### Assignment
A single figure is expected: how many lines of the data that follows contain the word "medical".

Component data from apps and pages
%%
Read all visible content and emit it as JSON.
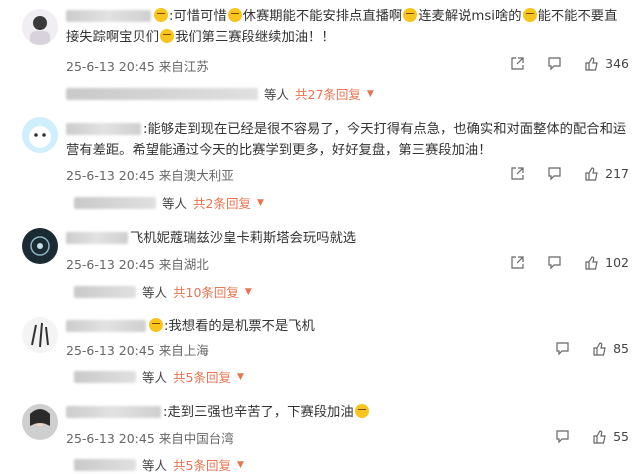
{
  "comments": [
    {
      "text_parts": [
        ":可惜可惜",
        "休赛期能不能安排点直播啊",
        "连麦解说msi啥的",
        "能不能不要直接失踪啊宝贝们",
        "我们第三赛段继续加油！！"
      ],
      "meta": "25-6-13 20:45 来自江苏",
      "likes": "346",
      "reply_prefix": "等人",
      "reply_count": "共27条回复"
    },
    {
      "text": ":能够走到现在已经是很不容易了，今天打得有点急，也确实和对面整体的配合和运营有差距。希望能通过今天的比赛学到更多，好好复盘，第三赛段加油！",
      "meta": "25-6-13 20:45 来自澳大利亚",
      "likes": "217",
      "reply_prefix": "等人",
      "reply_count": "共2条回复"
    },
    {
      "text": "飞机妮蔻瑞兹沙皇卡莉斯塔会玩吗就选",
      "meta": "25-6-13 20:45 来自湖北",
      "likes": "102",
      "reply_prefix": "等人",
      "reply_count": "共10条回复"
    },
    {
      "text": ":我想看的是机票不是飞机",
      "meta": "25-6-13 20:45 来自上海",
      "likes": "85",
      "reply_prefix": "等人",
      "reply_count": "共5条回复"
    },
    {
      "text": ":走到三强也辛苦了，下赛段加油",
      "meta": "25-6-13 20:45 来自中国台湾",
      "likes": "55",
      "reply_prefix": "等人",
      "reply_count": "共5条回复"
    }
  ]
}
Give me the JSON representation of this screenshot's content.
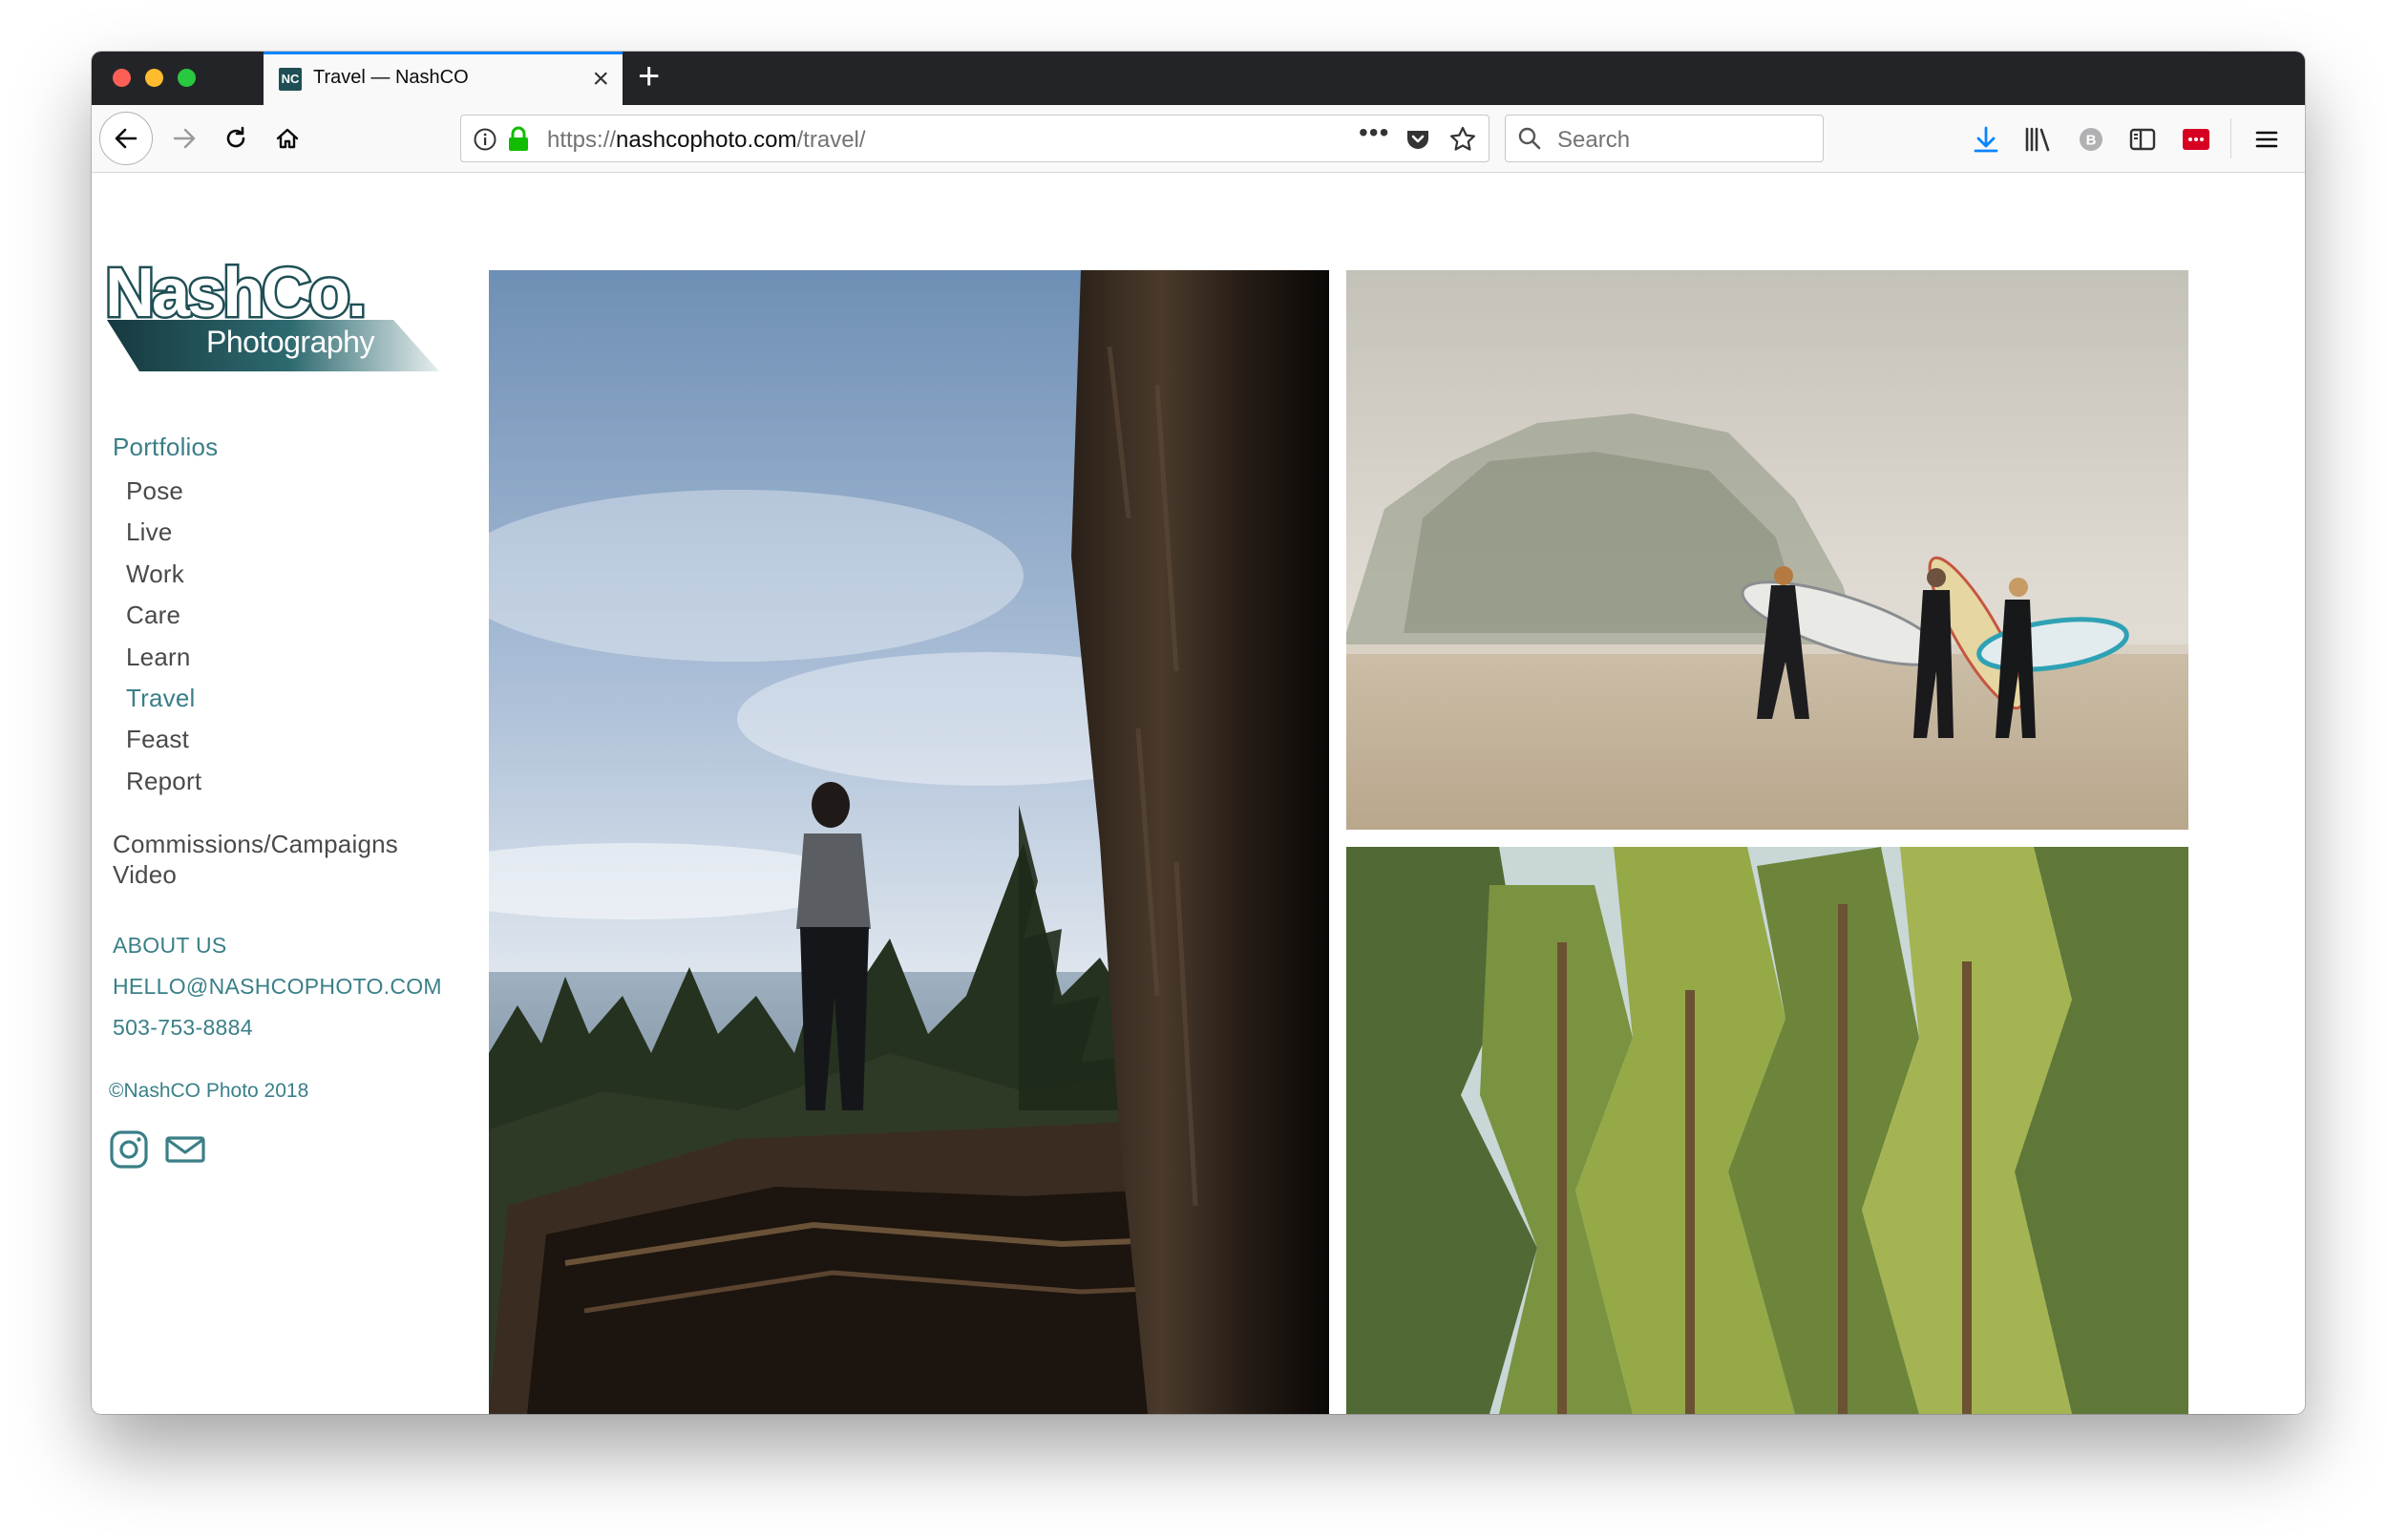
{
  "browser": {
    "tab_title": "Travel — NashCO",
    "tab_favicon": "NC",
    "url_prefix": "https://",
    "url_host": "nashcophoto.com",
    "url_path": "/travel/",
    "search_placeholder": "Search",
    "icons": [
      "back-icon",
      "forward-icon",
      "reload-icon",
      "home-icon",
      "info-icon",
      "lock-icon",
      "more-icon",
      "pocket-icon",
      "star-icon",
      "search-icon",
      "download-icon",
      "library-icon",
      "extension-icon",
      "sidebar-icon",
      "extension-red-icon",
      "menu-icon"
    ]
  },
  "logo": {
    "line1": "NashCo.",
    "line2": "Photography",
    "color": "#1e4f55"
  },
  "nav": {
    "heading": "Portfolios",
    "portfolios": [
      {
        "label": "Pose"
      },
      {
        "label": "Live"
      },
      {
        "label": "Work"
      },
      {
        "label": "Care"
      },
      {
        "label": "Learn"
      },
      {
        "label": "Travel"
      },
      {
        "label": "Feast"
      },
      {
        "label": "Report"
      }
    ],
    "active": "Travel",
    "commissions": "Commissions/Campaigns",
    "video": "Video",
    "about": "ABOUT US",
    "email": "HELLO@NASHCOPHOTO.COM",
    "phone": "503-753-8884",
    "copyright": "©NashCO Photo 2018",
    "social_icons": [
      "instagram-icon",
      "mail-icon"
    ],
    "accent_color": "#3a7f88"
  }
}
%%
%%
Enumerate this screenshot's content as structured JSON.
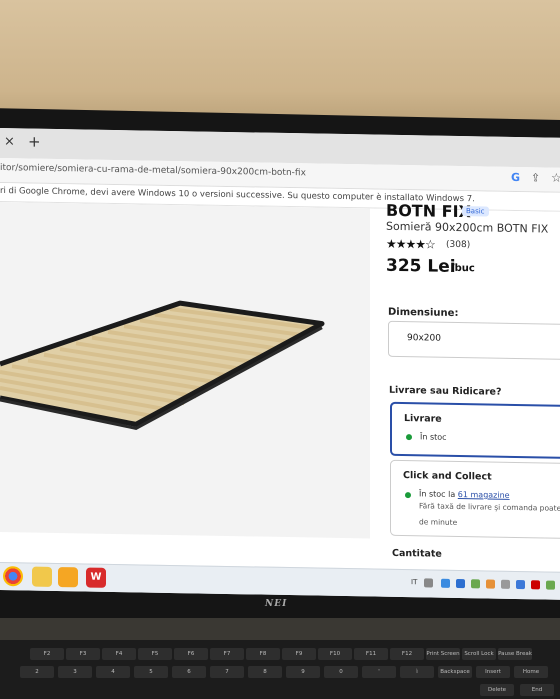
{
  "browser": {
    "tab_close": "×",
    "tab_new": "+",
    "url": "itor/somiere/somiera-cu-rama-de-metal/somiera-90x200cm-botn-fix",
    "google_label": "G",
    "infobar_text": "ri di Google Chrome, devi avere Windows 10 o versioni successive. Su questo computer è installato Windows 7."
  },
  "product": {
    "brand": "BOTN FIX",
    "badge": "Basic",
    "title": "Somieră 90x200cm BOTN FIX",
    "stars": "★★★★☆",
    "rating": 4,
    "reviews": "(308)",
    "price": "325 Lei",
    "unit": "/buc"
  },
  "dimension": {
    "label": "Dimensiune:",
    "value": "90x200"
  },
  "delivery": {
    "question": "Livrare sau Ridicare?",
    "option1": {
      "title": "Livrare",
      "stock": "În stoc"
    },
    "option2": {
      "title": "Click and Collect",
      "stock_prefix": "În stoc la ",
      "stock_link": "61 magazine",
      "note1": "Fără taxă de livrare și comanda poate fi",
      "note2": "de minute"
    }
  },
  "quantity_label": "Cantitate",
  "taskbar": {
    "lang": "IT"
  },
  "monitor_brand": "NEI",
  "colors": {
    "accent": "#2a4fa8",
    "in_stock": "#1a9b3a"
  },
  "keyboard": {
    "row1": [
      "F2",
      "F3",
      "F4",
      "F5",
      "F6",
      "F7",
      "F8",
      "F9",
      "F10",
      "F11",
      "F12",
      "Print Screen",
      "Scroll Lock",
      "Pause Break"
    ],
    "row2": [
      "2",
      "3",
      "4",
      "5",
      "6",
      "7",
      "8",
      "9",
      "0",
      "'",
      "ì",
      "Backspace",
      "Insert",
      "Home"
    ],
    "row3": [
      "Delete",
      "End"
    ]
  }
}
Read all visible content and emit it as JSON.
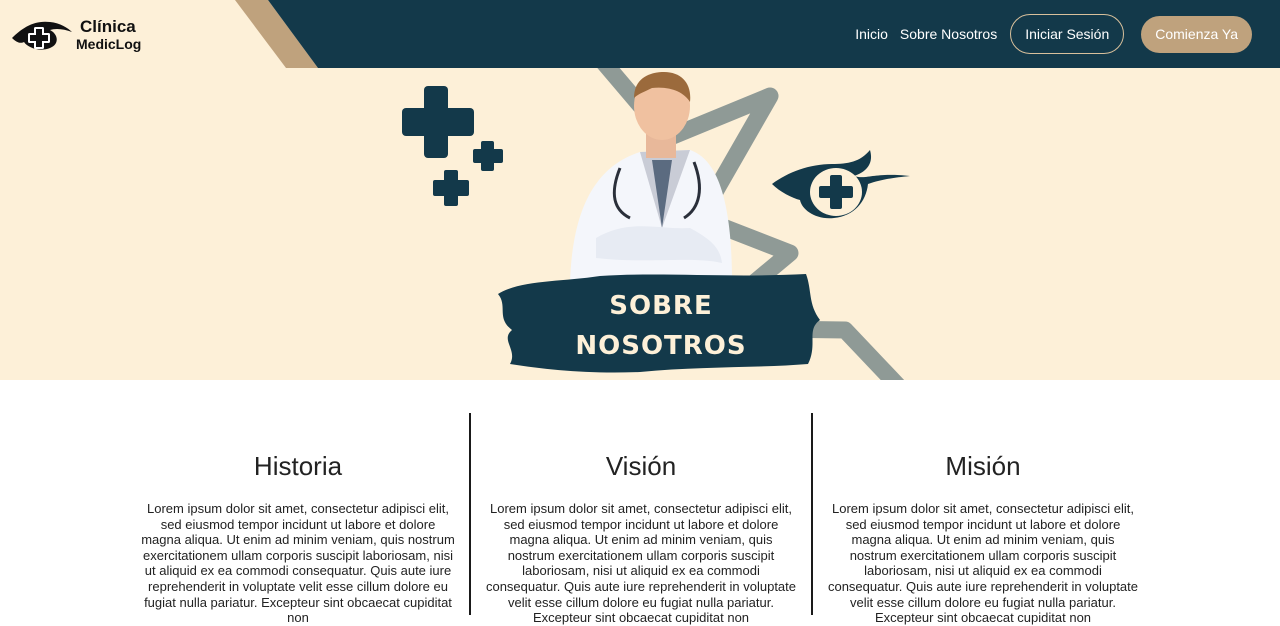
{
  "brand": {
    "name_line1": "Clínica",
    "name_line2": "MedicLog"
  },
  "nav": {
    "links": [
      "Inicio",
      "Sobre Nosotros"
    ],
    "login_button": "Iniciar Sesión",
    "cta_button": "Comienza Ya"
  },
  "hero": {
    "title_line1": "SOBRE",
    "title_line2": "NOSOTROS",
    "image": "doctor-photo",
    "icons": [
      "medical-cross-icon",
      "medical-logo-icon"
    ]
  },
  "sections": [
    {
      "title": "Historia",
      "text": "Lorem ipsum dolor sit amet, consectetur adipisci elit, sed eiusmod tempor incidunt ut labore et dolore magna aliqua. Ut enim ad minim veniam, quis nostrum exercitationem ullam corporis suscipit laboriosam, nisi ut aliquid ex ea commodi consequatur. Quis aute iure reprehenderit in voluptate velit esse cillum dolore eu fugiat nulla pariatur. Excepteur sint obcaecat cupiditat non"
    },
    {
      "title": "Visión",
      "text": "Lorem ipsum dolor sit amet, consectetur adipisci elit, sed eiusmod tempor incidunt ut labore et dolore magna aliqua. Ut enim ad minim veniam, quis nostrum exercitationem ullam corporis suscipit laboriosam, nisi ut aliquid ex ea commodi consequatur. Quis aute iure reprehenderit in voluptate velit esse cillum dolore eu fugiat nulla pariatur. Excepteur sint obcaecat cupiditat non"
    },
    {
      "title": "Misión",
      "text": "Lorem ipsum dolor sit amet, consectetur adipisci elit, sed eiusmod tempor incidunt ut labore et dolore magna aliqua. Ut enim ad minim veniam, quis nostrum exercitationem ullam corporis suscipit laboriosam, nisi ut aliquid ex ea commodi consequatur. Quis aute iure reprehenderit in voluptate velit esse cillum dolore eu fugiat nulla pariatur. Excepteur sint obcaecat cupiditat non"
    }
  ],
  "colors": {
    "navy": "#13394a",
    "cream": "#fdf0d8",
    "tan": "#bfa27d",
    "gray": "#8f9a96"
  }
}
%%
### Response to this exercise
2